Hazytones, The - Self Titled (CASS)

Hazytones, The - Self Titled (CASS)

  • $6.66

Catalog number:HR019

The Hazytones, a three piece band from Montreal consisting of Mick Martel (guitar & vocals), Frey Coaster (bass & vocals) and Ulrick La Mast (drums), have, since their 2015 inception, been kicking some serious ass around the live circuits of their Canadian home turf as well as tweaking the ears of a few living outside it's borders. The trio are now extending their net to try and catch a worldwide audience by releasing their first, self titled, album "The Hazytones"

The Hazytones burst straight out of the traps with first track "Light Of The Day" and don't stop running till the album's last note fades into the distance. Martel, Coaster and La Mast together jam a groove of hard and stoner rock blended with touches of bluesy psych that has a distinct but not overpowering retro feel, a feel perfect for an underground scene dominated by bands looking backwards towards the hard rock of the 70's. Martel, as well as supplying scorching guitar solo's and fuzz drenched crunching power chords also supplies the bulk of the vocals, clean, clear and powerful, and backed in places by Coaster they are a perfect fit for the hard rocking stoner grooves beneath them. Coaster and La Mast are the engine room that drives those grooves, Coaster's big burly bass lines holding down the bottom end, allowing Martel the freedom to take off into flight, as well as locking in tight with La Mast, the drummer laying down time with a dazzling display of power and finesse, the three musicians combining to create grooves that can be heavy and face melting one minute and laid back and lysergic the next.

"The Hazytones" is an album that could as easily find its way onto the playlist of an avid 70's hard rock collector as it could that of the most discerning stoner/psych/doom fan.
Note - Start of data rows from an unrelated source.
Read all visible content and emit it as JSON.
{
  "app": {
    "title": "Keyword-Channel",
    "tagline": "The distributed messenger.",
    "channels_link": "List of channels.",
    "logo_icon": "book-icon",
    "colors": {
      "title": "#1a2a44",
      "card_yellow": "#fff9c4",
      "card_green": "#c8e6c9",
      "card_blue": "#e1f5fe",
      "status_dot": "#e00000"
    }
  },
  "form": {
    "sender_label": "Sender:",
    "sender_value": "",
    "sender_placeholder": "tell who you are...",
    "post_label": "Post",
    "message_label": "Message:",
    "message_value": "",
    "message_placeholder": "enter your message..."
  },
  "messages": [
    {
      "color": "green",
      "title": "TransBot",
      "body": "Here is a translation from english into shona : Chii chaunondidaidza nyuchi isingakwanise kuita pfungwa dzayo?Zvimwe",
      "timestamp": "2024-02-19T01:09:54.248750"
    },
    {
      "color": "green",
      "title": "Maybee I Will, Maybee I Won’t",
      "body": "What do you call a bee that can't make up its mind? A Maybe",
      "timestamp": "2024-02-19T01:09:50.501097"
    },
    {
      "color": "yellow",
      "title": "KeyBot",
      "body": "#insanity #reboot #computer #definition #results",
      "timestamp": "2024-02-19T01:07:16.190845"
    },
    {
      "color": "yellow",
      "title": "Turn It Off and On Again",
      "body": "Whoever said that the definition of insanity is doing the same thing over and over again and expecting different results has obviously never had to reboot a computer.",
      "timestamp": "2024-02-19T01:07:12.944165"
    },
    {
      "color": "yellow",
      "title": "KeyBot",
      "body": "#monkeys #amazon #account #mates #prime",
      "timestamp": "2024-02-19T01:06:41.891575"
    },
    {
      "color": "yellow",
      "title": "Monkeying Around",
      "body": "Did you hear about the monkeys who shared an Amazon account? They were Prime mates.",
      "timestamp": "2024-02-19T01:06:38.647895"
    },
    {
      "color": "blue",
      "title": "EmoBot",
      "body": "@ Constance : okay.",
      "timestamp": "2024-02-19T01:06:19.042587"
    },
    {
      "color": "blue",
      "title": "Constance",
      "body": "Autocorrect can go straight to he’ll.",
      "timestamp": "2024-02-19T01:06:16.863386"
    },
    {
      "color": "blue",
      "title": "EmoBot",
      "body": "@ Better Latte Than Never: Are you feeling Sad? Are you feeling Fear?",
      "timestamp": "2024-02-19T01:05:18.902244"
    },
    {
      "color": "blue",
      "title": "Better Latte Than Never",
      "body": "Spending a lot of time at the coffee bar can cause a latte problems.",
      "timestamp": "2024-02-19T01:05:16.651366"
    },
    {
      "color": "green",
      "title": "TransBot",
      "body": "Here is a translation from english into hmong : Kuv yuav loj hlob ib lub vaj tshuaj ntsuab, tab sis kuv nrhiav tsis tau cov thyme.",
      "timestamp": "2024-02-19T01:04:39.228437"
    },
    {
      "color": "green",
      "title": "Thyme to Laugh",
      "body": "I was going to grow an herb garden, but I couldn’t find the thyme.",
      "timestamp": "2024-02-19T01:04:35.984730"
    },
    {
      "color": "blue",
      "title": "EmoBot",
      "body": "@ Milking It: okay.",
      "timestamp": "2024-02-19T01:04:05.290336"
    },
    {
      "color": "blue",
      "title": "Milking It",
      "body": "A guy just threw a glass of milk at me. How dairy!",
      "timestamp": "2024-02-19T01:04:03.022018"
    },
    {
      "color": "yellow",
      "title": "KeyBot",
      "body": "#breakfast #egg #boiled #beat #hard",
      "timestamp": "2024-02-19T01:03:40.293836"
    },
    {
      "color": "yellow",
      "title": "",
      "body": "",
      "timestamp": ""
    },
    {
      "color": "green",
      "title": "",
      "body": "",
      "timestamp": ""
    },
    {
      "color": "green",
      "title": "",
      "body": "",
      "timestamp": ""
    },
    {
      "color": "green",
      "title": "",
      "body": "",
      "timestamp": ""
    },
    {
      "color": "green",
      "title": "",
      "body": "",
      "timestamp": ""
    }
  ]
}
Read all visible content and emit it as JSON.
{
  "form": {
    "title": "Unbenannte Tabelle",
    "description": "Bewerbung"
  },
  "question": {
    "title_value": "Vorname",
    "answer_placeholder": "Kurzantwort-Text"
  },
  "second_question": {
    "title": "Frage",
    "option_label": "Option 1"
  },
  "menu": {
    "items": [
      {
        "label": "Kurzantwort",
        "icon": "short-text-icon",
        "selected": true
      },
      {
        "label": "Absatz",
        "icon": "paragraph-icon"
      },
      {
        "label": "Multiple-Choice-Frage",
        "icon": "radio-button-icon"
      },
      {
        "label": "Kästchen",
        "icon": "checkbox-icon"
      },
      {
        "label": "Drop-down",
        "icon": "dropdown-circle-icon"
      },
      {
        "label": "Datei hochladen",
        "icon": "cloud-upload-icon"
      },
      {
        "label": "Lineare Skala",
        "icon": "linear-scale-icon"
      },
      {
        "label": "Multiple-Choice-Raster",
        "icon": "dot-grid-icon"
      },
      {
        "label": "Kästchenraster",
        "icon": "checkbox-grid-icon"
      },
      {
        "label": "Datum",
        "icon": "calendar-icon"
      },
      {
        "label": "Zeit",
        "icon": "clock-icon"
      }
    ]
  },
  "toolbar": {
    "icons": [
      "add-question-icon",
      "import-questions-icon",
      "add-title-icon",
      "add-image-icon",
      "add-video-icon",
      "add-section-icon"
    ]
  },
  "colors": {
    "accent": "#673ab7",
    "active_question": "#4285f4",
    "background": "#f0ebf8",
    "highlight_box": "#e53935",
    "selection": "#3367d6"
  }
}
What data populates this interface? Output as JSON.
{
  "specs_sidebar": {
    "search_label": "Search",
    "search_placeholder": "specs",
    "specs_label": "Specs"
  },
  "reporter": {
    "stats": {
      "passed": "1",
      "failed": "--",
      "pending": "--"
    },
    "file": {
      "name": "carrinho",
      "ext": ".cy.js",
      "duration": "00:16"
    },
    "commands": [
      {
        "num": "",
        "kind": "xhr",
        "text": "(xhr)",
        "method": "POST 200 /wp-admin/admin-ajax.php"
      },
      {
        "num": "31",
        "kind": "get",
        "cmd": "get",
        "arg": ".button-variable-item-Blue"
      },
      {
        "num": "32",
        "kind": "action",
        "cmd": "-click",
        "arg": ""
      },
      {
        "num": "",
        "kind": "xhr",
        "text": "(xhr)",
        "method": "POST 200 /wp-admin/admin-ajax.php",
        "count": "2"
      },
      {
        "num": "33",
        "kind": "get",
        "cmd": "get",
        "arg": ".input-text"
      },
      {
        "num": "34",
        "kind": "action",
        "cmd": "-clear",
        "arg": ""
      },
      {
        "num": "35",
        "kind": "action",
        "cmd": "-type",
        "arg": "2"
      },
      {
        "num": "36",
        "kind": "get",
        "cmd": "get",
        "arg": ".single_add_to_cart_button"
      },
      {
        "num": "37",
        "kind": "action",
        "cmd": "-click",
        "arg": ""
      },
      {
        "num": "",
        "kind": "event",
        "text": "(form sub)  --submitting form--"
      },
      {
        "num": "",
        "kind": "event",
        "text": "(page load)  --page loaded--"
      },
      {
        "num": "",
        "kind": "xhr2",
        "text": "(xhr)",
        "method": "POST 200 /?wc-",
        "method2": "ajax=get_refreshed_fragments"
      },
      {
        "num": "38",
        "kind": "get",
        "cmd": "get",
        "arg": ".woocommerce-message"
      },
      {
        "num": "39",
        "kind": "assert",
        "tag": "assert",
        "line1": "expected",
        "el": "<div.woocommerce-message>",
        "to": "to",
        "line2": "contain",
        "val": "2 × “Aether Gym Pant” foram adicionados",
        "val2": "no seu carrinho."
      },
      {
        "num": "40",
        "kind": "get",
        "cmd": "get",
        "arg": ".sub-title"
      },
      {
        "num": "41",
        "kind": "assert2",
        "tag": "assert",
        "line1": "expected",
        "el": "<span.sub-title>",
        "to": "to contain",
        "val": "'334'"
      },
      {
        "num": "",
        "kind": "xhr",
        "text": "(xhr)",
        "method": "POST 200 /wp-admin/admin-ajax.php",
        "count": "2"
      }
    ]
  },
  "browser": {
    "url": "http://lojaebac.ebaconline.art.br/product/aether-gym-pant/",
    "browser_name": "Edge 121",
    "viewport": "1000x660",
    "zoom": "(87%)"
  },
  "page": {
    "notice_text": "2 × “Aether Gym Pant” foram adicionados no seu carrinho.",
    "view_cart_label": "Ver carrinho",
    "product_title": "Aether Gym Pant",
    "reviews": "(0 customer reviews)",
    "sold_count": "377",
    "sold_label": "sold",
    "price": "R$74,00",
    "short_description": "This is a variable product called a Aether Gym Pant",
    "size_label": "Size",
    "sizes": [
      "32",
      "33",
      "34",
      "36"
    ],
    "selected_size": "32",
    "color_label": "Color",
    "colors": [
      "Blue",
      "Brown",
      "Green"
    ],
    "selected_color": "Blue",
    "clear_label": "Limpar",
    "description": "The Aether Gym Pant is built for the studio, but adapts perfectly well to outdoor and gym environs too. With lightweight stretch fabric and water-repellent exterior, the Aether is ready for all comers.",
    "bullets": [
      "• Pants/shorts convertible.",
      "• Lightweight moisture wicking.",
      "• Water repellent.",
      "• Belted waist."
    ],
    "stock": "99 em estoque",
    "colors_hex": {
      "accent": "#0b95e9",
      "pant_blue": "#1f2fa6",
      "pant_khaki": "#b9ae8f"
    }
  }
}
From the Sabbath-esque opener "Light Of The Day" ,with it's familiar vocal melody (Sabbath's "Hole In The Sky") and catchy guitar riff, through to the Swedish retro-like grooves of final track "Moonstruck" there is a feeling of the past and the present coming together to create something totally new yet oddly recognizable. - Desert Psychlist